Ministers are to step up efforts to reduce teenage pregnancy rates after a report found the government was set to miss a target to halve them by 2010.
Teenage pregnancy rates in the UK are the highest in Western Europe
The Department of Health said teenage pregnancy rates had been cut by just 11.4% since 1998 in England.
But ministers have said rates are at their lowest for 20 years and efforts are being "redoubled" to hit targets.
The Family Education Trust charity told the Sunday Telegraph the report showed the government's strategy was failing.
While rates of pregnancy among under-18s are at their lowest for two decades, the total number is up because of a rising teenage population.
Figures are the highest in Western Europe - twice as high as in Germany, three times as high as in France and six times as high as in the Netherlands.
Norman Wells, of the Family Education Trust, told the Sunday Telegraph that the government had allowed the "systematic removal of every restraint that used to act as a disincentive to under-age sex".
"The problems associated with teenage pregnancy will never be solved so long as the government persists with its reliance on yet more contraception and sex education," he said.
Viv Crouch, a former advisor to the government on the issue, said better sex education in schools was needed.
"We are frightened of teaching it," she said.
"I think that until the government decides that personal and social and health education, where sexual relationships education fits in [is made] a mandatory subject, I think we won't progress any further."
The Department for Children, Schools and Families - jointly responsible for the target with the Department of Health - said efforts would be "redoubled" in a bid to meet the "stretching" target.
"We made a commitment to reduce the teenage conception rates and to improve the quality of life for all young people, and we are already delivering on that," it said in a statement.
"However, we make no apology for setting stretching targets and will be redoubling our efforts to continue to reduce the rate of teenage pregnancy by 2010."

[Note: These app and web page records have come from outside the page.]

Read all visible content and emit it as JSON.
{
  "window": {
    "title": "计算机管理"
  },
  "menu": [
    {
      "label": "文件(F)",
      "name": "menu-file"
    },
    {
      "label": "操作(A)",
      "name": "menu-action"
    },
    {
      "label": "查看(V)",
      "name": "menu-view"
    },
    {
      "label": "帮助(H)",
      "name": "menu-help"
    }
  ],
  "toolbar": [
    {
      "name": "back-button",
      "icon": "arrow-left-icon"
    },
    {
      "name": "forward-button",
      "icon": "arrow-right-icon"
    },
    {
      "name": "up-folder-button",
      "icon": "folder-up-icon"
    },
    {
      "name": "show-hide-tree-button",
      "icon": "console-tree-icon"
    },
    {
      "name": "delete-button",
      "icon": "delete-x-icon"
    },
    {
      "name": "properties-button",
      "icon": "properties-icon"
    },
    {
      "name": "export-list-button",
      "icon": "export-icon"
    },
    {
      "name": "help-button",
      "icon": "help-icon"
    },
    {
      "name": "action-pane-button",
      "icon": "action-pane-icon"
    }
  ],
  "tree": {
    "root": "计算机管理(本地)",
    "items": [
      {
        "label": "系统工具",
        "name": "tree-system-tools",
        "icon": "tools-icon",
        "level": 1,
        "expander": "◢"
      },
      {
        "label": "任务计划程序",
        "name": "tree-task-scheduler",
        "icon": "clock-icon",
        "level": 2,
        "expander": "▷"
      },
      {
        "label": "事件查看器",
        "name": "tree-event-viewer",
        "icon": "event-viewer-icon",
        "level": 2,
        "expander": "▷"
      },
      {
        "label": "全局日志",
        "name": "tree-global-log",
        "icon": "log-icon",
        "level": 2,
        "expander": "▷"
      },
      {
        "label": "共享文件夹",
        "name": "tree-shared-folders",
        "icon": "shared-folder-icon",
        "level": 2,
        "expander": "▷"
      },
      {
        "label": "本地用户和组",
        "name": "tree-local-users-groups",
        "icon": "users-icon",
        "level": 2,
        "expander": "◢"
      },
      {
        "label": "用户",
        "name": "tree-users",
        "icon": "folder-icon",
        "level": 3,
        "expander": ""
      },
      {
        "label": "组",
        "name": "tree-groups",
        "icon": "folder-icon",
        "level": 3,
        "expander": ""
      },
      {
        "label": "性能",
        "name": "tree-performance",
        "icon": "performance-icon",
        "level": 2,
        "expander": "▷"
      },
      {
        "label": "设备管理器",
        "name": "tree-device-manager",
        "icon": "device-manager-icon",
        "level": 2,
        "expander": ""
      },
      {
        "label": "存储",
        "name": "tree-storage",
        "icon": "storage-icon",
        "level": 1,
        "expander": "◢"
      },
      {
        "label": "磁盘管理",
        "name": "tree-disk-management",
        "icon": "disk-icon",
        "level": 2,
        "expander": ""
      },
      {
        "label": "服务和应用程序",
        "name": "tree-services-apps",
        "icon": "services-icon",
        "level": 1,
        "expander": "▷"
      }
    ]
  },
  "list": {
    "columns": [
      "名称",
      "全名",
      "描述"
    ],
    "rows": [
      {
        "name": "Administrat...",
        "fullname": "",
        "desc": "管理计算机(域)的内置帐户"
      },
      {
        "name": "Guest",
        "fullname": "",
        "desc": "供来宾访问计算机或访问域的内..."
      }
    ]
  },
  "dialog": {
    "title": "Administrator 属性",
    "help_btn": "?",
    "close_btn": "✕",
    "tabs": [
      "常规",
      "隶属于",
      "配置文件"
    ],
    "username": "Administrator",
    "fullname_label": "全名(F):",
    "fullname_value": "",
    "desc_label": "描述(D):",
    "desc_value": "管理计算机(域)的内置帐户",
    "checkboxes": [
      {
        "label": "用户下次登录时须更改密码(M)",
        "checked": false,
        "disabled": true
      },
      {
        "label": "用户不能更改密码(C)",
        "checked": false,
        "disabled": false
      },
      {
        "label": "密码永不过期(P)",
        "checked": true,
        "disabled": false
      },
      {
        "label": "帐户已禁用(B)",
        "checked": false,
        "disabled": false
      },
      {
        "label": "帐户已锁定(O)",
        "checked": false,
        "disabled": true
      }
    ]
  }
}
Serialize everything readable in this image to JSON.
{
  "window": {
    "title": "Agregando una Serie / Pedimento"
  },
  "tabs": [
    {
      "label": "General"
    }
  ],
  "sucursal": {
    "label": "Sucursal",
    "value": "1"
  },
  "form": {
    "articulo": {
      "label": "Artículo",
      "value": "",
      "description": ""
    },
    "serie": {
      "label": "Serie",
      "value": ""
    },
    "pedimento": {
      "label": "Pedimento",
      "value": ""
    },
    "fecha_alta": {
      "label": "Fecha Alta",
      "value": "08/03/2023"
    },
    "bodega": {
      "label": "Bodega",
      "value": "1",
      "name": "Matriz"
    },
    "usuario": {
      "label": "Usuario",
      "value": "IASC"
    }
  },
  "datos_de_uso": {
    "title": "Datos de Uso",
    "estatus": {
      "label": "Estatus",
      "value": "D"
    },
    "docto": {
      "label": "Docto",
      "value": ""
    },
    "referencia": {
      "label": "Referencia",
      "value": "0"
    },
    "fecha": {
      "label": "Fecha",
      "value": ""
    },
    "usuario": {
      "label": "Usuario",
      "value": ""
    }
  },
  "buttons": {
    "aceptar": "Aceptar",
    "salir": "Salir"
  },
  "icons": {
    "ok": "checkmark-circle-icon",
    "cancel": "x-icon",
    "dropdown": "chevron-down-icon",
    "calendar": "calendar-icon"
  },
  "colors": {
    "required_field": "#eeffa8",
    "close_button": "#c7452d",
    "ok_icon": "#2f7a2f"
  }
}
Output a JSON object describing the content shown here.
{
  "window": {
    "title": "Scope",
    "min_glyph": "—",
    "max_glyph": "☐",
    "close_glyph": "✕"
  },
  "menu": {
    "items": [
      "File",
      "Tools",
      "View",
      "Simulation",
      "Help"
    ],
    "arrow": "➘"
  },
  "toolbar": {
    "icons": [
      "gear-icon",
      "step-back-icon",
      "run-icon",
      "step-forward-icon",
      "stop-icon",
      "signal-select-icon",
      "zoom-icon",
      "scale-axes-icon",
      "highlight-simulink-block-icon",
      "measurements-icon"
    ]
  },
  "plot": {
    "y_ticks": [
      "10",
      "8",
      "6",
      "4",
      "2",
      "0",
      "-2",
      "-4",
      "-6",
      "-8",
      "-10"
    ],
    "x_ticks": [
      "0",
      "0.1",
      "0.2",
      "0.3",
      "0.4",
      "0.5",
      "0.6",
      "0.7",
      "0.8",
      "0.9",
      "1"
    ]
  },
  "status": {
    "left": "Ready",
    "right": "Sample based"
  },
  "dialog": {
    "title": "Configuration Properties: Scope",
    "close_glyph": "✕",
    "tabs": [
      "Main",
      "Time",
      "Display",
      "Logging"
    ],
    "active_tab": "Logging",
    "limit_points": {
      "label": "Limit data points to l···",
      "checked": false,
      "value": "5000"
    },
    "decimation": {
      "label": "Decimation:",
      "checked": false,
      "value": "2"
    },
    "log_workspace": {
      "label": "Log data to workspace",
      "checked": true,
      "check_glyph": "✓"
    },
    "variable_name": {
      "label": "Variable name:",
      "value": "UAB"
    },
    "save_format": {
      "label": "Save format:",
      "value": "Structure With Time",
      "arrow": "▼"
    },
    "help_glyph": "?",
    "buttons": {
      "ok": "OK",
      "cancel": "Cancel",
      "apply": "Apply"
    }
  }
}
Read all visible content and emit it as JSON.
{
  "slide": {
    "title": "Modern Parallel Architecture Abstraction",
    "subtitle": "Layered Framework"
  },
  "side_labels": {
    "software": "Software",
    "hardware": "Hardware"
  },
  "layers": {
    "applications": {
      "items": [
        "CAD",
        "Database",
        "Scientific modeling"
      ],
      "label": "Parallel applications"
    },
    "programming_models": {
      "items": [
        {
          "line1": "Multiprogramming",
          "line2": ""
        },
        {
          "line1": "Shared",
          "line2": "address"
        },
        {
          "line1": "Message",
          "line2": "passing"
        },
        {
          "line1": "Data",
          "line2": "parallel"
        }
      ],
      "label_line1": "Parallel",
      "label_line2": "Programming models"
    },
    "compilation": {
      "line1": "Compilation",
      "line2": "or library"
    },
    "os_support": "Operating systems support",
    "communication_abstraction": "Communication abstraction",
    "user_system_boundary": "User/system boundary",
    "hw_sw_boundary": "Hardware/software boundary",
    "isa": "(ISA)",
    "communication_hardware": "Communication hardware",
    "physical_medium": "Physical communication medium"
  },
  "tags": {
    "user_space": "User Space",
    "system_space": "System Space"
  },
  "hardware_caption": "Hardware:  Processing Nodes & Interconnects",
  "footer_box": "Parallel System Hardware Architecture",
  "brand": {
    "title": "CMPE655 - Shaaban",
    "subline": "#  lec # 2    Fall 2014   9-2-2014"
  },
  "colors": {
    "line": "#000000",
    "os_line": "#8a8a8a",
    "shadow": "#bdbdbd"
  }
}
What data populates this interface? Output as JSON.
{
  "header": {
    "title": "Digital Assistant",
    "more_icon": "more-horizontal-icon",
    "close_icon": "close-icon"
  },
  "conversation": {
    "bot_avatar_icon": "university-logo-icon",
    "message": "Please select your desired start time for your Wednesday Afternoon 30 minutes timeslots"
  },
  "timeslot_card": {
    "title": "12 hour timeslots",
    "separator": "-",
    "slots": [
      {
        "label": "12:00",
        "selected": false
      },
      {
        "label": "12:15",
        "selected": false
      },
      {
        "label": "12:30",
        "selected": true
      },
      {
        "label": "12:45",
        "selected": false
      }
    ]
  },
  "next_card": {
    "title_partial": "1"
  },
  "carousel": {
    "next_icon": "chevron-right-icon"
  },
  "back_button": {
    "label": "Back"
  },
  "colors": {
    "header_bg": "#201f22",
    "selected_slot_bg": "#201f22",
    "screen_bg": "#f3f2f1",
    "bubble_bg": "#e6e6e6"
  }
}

It added that its strategy was being supported by two national media campaigns which advise young people to resist peer pressure to have sex and to use condoms if they are already sexually active.